··· Given records

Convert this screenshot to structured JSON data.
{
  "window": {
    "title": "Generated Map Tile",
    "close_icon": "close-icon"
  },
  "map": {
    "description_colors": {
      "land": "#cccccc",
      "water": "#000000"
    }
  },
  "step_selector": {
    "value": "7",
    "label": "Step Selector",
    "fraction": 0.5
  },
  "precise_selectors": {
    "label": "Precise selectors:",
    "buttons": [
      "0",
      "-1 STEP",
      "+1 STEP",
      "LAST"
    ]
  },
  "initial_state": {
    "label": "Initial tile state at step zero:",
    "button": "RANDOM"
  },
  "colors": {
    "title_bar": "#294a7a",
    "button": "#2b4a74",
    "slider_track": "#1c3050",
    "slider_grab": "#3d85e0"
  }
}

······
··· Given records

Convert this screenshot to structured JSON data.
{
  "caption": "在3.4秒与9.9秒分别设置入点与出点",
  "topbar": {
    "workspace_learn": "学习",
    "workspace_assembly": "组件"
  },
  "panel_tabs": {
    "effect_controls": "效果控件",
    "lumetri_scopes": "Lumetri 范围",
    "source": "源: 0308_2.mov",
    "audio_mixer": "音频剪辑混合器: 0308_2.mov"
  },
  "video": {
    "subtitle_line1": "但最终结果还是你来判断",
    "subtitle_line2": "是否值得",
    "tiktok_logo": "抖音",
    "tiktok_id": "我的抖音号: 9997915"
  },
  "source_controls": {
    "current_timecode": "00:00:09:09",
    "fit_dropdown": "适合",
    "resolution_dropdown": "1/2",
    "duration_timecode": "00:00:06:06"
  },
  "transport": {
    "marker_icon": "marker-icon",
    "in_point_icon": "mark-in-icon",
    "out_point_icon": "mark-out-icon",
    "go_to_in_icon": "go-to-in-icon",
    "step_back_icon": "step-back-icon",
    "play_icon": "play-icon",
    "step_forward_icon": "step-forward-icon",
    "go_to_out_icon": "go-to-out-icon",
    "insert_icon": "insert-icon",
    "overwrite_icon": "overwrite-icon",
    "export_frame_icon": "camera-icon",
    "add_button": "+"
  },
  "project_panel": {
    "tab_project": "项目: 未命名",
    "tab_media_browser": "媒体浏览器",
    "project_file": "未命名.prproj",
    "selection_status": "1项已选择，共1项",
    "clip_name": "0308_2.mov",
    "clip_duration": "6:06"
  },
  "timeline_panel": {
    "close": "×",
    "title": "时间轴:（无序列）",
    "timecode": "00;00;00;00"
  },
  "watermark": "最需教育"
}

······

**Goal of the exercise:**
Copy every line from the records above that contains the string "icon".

**Task answer:**
    "close_icon": "close-icon"
    "marker_icon": "marker-icon",
    "in_point_icon": "mark-in-icon",
    "out_point_icon": "mark-out-icon",
    "go_to_in_icon": "go-to-in-icon",
    "step_back_icon": "step-back-icon",
    "play_icon": "play-icon",
    "step_forward_icon": "step-forward-icon",
    "go_to_out_icon": "go-to-out-icon",
    "insert_icon": "insert-icon",
    "overwrite_icon": "overwrite-icon",
    "export_frame_icon": "camera-icon",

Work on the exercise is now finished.